● REQUIRED WORK:
The result should be a verbatim copy of the whole listing.

───── RECORDS FOR THE TASK ─────

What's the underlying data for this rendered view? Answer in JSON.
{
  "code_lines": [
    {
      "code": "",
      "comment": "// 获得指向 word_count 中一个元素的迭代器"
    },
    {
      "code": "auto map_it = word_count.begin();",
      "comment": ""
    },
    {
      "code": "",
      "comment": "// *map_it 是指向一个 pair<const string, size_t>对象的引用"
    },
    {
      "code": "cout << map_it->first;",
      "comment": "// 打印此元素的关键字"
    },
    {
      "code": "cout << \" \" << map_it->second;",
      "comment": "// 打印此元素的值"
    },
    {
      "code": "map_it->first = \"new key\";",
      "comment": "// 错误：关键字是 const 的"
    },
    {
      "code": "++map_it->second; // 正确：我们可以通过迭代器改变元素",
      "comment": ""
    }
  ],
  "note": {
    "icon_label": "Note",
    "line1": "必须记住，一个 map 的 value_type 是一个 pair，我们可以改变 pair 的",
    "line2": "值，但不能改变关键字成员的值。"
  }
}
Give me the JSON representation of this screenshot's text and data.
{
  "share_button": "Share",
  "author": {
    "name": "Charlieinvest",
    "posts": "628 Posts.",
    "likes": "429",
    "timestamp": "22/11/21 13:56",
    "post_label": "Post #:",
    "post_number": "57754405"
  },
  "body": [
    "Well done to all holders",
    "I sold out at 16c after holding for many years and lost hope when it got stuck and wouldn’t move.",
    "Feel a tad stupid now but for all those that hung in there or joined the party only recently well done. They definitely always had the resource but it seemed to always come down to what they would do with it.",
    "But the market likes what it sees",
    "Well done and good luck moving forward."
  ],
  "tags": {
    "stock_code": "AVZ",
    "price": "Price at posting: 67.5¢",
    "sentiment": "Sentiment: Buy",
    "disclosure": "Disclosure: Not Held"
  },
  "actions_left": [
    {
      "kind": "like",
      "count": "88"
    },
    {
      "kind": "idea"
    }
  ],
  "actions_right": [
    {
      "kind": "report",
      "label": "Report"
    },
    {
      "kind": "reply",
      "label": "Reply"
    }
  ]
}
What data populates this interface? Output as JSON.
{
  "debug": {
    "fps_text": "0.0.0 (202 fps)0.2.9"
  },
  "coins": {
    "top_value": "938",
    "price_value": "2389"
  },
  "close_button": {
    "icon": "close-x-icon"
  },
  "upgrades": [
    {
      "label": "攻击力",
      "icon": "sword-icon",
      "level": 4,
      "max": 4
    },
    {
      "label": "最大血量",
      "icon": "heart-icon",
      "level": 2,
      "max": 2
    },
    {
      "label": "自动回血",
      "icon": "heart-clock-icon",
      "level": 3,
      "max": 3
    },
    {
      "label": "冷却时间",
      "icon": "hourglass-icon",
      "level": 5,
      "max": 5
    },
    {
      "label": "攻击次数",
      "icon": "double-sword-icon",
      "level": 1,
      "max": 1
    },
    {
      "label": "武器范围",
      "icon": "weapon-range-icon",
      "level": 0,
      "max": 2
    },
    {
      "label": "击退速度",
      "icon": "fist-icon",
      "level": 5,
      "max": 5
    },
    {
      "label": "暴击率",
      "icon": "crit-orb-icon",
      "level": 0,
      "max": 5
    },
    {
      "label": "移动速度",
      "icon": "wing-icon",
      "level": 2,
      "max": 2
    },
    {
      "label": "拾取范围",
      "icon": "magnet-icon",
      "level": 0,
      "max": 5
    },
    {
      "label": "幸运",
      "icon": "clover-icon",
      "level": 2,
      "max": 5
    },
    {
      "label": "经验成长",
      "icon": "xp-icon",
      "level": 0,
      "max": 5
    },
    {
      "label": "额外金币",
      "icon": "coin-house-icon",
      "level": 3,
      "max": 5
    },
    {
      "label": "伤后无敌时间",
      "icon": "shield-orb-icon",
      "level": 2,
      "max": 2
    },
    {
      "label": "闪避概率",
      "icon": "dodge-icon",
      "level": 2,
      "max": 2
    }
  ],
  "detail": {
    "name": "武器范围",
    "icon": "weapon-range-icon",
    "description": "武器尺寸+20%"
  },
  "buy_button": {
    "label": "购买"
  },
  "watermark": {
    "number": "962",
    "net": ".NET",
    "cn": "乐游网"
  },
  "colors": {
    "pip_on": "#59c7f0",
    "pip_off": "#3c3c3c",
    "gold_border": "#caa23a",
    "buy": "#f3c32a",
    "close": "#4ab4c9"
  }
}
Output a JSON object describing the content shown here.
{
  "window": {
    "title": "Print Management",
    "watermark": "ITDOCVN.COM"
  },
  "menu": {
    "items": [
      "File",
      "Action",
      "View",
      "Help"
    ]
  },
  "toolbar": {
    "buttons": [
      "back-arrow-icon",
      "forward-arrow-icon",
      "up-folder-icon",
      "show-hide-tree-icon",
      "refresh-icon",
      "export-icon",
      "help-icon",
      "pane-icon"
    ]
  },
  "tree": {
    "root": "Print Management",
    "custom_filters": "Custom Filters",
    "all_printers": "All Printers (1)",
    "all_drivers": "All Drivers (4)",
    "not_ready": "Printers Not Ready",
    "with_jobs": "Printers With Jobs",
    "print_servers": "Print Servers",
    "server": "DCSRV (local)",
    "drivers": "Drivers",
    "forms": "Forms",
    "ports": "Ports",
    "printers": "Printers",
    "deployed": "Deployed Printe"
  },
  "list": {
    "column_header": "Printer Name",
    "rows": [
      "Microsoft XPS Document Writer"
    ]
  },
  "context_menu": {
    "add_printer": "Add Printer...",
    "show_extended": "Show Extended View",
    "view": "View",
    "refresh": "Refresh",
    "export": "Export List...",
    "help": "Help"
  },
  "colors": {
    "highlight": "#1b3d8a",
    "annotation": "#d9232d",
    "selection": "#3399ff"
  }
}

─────

● RESPONSE TO THE EXERCISE:
What's the underlying data for this rendered view? Answer in JSON.
{
  "code_lines": [
    {
      "code": "",
      "comment": "// 获得指向 word_count 中一个元素的迭代器"
    },
    {
      "code": "auto map_it = word_count.begin();",
      "comment": ""
    },
    {
      "code": "",
      "comment": "// *map_it 是指向一个 pair<const string, size_t>对象的引用"
    },
    {
      "code": "cout << map_it->first;",
      "comment": "// 打印此元素的关键字"
    },
    {
      "code": "cout << \" \" << map_it->second;",
      "comment": "// 打印此元素的值"
    },
    {
      "code": "map_it->first = \"new key\";",
      "comment": "// 错误：关键字是 const 的"
    },
    {
      "code": "++map_it->second; // 正确：我们可以通过迭代器改变元素",
      "comment": ""
    }
  ],
  "note": {
    "icon_label": "Note",
    "line1": "必须记住，一个 map 的 value_type 是一个 pair，我们可以改变 pair 的",
    "line2": "值，但不能改变关键字成员的值。"
  }
}
Give me the JSON representation of this screenshot's text and data.
{
  "share_button": "Share",
  "author": {
    "name": "Charlieinvest",
    "posts": "628 Posts.",
    "likes": "429",
    "timestamp": "22/11/21 13:56",
    "post_label": "Post #:",
    "post_number": "57754405"
  },
  "body": [
    "Well done to all holders",
    "I sold out at 16c after holding for many years and lost hope when it got stuck and wouldn’t move.",
    "Feel a tad stupid now but for all those that hung in there or joined the party only recently well done. They definitely always had the resource but it seemed to always come down to what they would do with it.",
    "But the market likes what it sees",
    "Well done and good luck moving forward."
  ],
  "tags": {
    "stock_code": "AVZ",
    "price": "Price at posting: 67.5¢",
    "sentiment": "Sentiment: Buy",
    "disclosure": "Disclosure: Not Held"
  },
  "actions_left": [
    {
      "kind": "like",
      "count": "88"
    },
    {
      "kind": "idea"
    }
  ],
  "actions_right": [
    {
      "kind": "report",
      "label": "Report"
    },
    {
      "kind": "reply",
      "label": "Reply"
    }
  ]
}
What data populates this interface? Output as JSON.
{
  "debug": {
    "fps_text": "0.0.0 (202 fps)0.2.9"
  },
  "coins": {
    "top_value": "938",
    "price_value": "2389"
  },
  "close_button": {
    "icon": "close-x-icon"
  },
  "upgrades": [
    {
      "label": "攻击力",
      "icon": "sword-icon",
      "level": 4,
      "max": 4
    },
    {
      "label": "最大血量",
      "icon": "heart-icon",
      "level": 2,
      "max": 2
    },
    {
      "label": "自动回血",
      "icon": "heart-clock-icon",
      "level": 3,
      "max": 3
    },
    {
      "label": "冷却时间",
      "icon": "hourglass-icon",
      "level": 5,
      "max": 5
    },
    {
      "label": "攻击次数",
      "icon": "double-sword-icon",
      "level": 1,
      "max": 1
    },
    {
      "label": "武器范围",
      "icon": "weapon-range-icon",
      "level": 0,
      "max": 2
    },
    {
      "label": "击退速度",
      "icon": "fist-icon",
      "level": 5,
      "max": 5
    },
    {
      "label": "暴击率",
      "icon": "crit-orb-icon",
      "level": 0,
      "max": 5
    },
    {
      "label": "移动速度",
      "icon": "wing-icon",
      "level": 2,
      "max": 2
    },
    {
      "label": "拾取范围",
      "icon": "magnet-icon",
      "level": 0,
      "max": 5
    },
    {
      "label": "幸运",
      "icon": "clover-icon",
      "level": 2,
      "max": 5
    },
    {
      "label": "经验成长",
      "icon": "xp-icon",
      "level": 0,
      "max": 5
    },
    {
      "label": "额外金币",
      "icon": "coin-house-icon",
      "level": 3,
      "max": 5
    },
    {
      "label": "伤后无敌时间",
      "icon": "shield-orb-icon",
      "level": 2,
      "max": 2
    },
    {
      "label": "闪避概率",
      "icon": "dodge-icon",
      "level": 2,
      "max": 2
    }
  ],
  "detail": {
    "name": "武器范围",
    "icon": "weapon-range-icon",
    "description": "武器尺寸+20%"
  },
  "buy_button": {
    "label": "购买"
  },
  "watermark": {
    "number": "962",
    "net": ".NET",
    "cn": "乐游网"
  },
  "colors": {
    "pip_on": "#59c7f0",
    "pip_off": "#3c3c3c",
    "gold_border": "#caa23a",
    "buy": "#f3c32a",
    "close": "#4ab4c9"
  }
}
Output a JSON object describing the content shown here.
{
  "window": {
    "title": "Print Management",
    "watermark": "ITDOCVN.COM"
  },
  "menu": {
    "items": [
      "File",
      "Action",
      "View",
      "Help"
    ]
  },
  "toolbar": {
    "buttons": [
      "back-arrow-icon",
      "forward-arrow-icon",
      "up-folder-icon",
      "show-hide-tree-icon",
      "refresh-icon",
      "export-icon",
      "help-icon",
      "pane-icon"
    ]
  },
  "tree": {
    "root": "Print Management",
    "custom_filters": "Custom Filters",
    "all_printers": "All Printers (1)",
    "all_drivers": "All Drivers (4)",
    "not_ready": "Printers Not Ready",
    "with_jobs": "Printers With Jobs",
    "print_servers": "Print Servers",
    "server": "DCSRV (local)",
    "drivers": "Drivers",
    "forms": "Forms",
    "ports": "Ports",
    "printers": "Printers",
    "deployed": "Deployed Printe"
  },
  "list": {
    "column_header": "Printer Name",
    "rows": [
      "Microsoft XPS Document Writer"
    ]
  },
  "context_menu": {
    "add_printer": "Add Printer...",
    "show_extended": "Show Extended View",
    "view": "View",
    "refresh": "Refresh",
    "export": "Export List...",
    "help": "Help"
  },
  "colors": {
    "highlight": "#1b3d8a",
    "annotation": "#d9232d",
    "selection": "#3399ff"
  }
}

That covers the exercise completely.